  29. alica says

    The fact is that in our physical evolution as humans, people in the best position to survive and reproduce where the ones who could easily store fat so they wouldn’t starve in times of famine or long, cold winters. The ones who were “fat” survived, the thin ones not as well. So it’s no wonder that most of us tend to store fat easily. There are some naturally thin people out there but not as many. The difference now between the “olden days” and now is that now we don’t have to do much physical work at all now with machines and other people to do a lot of work for us. Less than 100 years ago everyone had to be more physically active to get it done.
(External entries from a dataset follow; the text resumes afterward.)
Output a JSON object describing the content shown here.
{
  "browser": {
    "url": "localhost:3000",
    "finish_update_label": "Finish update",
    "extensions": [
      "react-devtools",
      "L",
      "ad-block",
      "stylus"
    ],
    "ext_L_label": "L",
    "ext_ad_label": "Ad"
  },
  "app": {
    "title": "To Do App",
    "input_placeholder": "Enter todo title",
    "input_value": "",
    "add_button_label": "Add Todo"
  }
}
And there were not so many tech devices that were made to keep us disconnected from the physical world. And plenty of labor saving devices so we don’t have to labor. Not that all this progress is bad but if we want to be fit, it requires some conscious decisions to be active every day. So we should not hate ourselves for the genetics we have but remember that fitness doesn’t really have much to do with weight. What we should be fighting are all the forces conspiring to make us sedentary creatures.

  30. says
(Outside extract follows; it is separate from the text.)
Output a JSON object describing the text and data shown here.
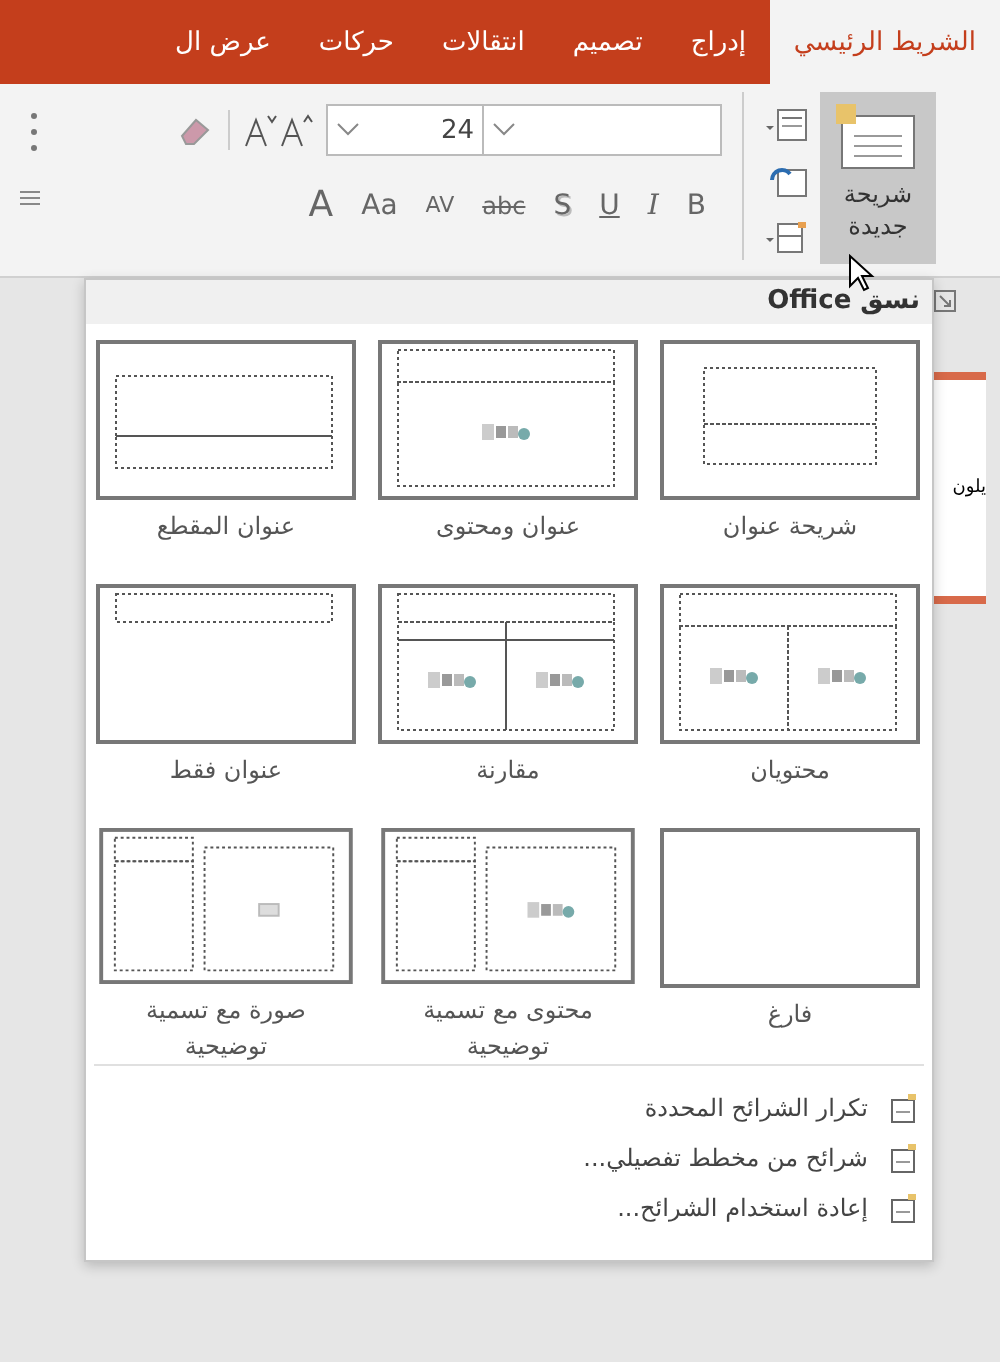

    Well-said, Meredith. I agree with you on most points, especially about learning to love our bodies and what they can do. I recently realized I love my soft curve of a belly–the result of having two beautiful babies.

    The thing that bothers me about Rachel (and I am addicted to that show, by the way) is that she was so beautiful in the last episode before the finale. She still had a little weight on her, but she did a fast triathlon and was just glowing. And as a swimmer, I know that most swimmers are NOT skinny–they can’t be. She looked like she could go out and kick some ass in the pool.

    So seeing her at the finale, I thought–well, I guess she is not swimming anymore. She looked sick. But then, as you said, it was a competition. Hell, I would drink nothing but water for 2 weeks to win $250k. I do not fault her for that in the least bit! I am giving her the benefit of the doubt, and not assuming an eating disorder.

    I just hope she ends up healthy in the end, and doesn’t squander away her life worrying about her weight. The girl has some athletic talent, which she should capitalize on.

  31. Katie says

    My problem is how frail she looked on stage. She half tripped up the stairs and could barely catch herself, she seemed confused while she was talking to others/being talked to, etc. It honestly terrified me- this is a girl that beasted a triathlon and now she’s evidently lost so much weight or something that she can’t catch herself when she falls, and we’re telling young girls that this kind of image is what they should be striving for?

  32. Nicole says

    Thank you for the post. I just rediscovered your blog and love your website.I can’t wait to dig back in to the recipes, ideas, and all of the feel good stuff that is on swim bike mom. I agree with everything you wrote here completely and your insight gives me hope that someday I won’t constantly obsess over how i look…and ill stop thinking everyone else is obsessing over how i look as well. xo

Trackbacks

Leave a Reply

Your email address will not be published. Required fields are marked *

You may use these HTML tags and attributes: <a href="" title=""> <abbr title=""> <acronym title=""> <b> <blockquote cite=""> <cite> <code> <del datetime=""> <em> <i> <q cite=""> <strike> <strong>

Current ye@r *